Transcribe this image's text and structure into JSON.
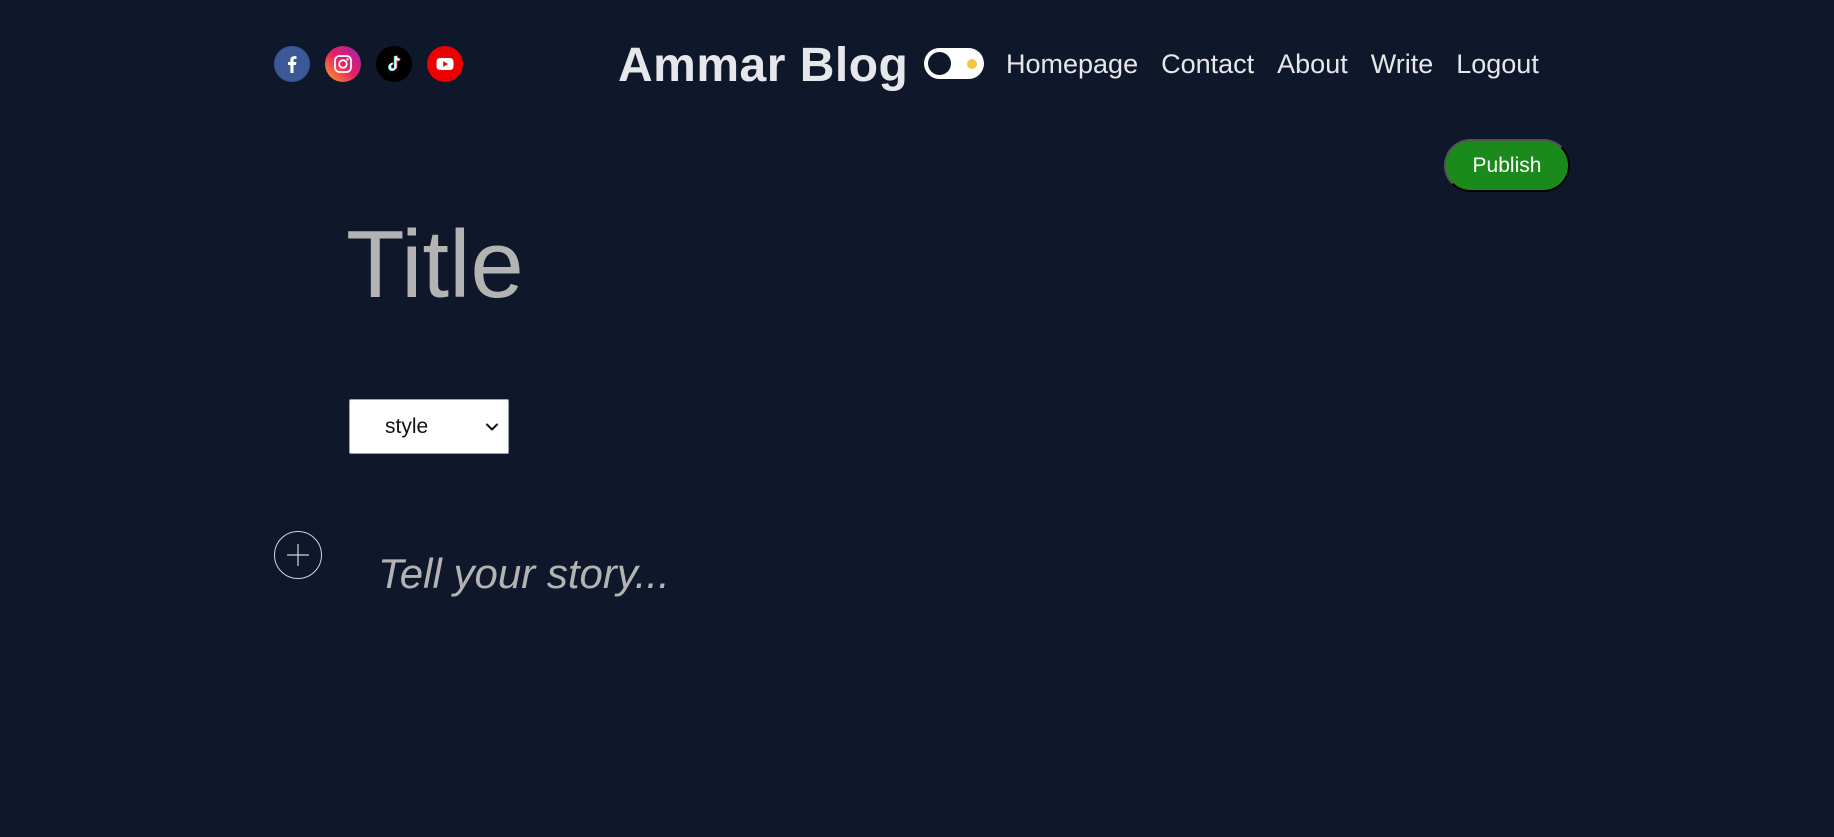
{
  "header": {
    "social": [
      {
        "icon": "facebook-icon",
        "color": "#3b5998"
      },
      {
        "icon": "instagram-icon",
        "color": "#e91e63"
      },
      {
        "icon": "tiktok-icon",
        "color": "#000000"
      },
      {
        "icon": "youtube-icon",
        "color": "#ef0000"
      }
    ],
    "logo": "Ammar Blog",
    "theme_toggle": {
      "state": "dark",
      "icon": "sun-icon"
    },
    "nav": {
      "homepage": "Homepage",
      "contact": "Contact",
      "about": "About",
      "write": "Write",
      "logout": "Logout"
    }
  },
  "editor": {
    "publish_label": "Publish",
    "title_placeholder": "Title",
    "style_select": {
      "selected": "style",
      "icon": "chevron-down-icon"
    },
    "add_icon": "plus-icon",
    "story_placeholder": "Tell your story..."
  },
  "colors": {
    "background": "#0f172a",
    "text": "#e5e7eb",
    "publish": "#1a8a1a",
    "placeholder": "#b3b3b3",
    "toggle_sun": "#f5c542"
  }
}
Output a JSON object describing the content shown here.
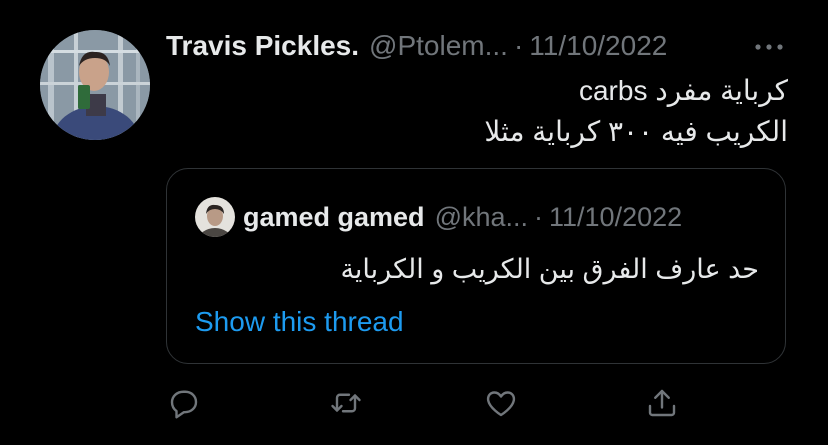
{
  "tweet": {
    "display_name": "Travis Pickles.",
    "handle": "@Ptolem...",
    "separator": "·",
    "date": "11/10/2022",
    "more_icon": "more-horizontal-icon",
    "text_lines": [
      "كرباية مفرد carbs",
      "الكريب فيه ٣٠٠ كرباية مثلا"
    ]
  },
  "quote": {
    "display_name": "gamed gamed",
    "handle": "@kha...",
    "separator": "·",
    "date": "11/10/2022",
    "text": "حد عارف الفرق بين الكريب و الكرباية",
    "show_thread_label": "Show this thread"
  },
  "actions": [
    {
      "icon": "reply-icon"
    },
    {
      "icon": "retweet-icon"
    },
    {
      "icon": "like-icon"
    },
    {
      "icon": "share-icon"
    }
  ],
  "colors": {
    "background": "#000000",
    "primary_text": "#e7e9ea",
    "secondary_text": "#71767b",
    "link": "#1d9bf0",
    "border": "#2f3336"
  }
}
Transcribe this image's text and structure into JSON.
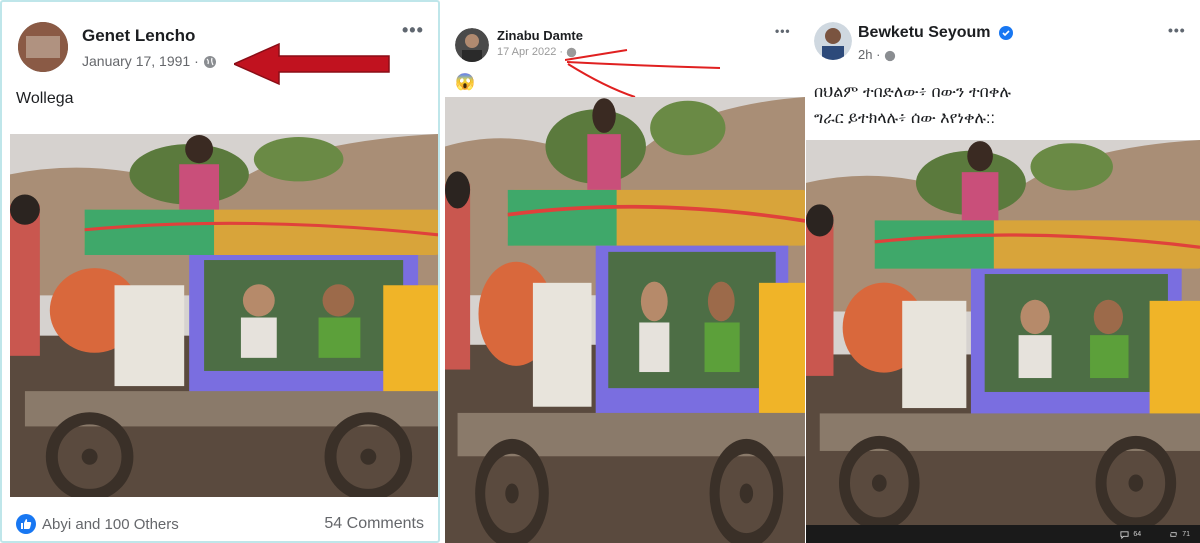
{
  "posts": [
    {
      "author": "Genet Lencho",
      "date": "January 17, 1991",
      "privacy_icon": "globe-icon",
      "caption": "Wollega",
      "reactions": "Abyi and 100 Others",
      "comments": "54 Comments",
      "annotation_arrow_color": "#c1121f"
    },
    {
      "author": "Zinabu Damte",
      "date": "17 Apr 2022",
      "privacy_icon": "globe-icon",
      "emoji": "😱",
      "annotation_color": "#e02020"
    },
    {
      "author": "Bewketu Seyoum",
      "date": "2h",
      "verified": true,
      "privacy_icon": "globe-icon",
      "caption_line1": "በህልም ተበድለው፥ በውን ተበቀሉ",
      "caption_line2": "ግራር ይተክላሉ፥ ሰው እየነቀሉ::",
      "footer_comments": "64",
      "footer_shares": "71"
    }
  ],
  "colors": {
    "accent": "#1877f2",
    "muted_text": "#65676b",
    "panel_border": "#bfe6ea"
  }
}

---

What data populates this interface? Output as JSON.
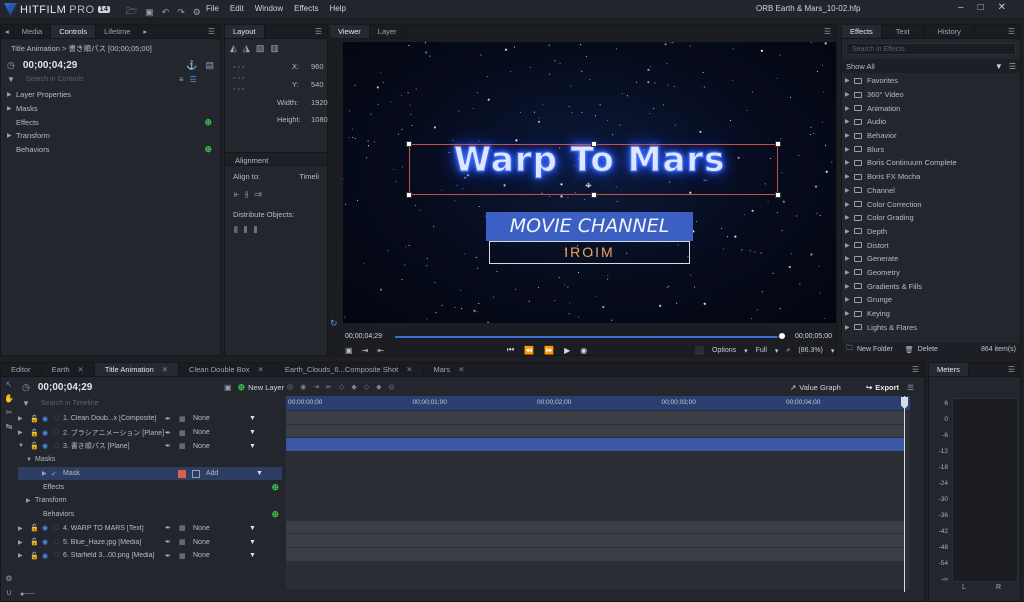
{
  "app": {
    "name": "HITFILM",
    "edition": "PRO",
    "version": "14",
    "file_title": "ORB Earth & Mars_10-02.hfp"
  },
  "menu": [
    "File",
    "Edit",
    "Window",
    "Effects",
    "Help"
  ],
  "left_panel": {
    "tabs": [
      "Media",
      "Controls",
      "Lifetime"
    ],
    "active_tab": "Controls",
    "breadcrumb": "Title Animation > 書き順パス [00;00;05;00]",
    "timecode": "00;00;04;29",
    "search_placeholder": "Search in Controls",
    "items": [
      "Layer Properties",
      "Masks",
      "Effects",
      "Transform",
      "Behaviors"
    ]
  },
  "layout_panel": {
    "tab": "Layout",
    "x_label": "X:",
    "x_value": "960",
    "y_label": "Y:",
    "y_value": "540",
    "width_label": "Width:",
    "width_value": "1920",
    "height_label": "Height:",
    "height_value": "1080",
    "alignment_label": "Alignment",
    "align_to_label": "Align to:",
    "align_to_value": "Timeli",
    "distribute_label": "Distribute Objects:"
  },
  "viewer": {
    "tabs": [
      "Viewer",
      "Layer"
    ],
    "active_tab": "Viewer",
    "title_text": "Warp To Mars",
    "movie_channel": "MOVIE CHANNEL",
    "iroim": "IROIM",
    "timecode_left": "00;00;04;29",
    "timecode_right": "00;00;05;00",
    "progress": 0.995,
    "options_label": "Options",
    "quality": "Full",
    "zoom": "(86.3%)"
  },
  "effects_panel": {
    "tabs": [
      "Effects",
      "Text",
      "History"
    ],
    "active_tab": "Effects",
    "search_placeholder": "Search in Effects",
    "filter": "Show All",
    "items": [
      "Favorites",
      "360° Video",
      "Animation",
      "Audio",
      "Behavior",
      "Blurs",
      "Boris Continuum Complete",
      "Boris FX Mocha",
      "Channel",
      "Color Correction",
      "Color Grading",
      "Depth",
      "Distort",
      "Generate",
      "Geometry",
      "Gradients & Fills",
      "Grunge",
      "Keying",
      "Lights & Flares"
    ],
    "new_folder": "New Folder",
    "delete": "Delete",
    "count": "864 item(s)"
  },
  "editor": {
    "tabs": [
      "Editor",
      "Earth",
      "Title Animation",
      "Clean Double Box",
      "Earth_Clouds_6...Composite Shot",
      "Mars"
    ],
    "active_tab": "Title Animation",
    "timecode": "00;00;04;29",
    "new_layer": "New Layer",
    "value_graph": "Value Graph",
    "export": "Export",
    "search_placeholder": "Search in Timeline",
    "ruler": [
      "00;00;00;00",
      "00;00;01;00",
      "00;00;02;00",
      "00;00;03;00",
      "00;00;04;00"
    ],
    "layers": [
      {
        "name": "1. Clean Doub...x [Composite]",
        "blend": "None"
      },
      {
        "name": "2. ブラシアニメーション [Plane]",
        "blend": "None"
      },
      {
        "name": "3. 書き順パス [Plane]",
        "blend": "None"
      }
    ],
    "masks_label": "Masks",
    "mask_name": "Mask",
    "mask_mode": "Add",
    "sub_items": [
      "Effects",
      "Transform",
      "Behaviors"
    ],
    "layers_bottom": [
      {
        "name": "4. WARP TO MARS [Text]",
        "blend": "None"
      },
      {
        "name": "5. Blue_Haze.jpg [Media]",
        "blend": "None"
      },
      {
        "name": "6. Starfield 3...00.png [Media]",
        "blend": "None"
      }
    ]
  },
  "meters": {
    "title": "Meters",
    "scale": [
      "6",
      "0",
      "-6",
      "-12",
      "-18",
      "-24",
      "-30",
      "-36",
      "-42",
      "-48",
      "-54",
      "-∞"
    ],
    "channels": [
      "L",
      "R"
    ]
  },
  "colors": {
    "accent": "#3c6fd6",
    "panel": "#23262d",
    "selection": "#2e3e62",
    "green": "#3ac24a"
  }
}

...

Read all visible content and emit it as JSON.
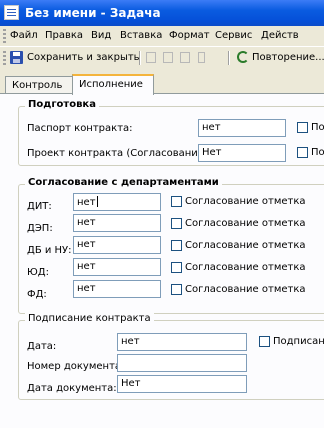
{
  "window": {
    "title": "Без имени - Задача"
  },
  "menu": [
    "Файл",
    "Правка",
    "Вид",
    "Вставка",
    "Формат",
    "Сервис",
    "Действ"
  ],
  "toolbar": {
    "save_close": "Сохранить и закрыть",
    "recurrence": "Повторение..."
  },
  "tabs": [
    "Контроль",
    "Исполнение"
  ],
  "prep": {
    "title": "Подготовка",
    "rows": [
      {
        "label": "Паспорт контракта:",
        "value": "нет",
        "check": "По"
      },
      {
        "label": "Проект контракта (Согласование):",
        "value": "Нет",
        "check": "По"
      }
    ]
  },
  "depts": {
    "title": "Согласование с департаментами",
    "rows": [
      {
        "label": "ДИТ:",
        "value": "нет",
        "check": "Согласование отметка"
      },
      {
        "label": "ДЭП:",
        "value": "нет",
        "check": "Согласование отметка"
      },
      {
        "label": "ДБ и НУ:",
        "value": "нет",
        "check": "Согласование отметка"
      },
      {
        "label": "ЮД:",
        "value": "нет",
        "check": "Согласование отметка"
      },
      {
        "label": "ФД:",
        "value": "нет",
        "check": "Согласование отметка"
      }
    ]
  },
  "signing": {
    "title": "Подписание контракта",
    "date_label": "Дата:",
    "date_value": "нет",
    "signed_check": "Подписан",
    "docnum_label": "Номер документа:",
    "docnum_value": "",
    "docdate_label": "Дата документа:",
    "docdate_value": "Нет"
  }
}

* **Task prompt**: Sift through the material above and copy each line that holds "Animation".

* **Response below**:
    "breadcrumb": "Title Animation > 書き順パス [00;00;05;00]",
      "Animation",
      "Title Animation",
    "active_tab": "Title Animation",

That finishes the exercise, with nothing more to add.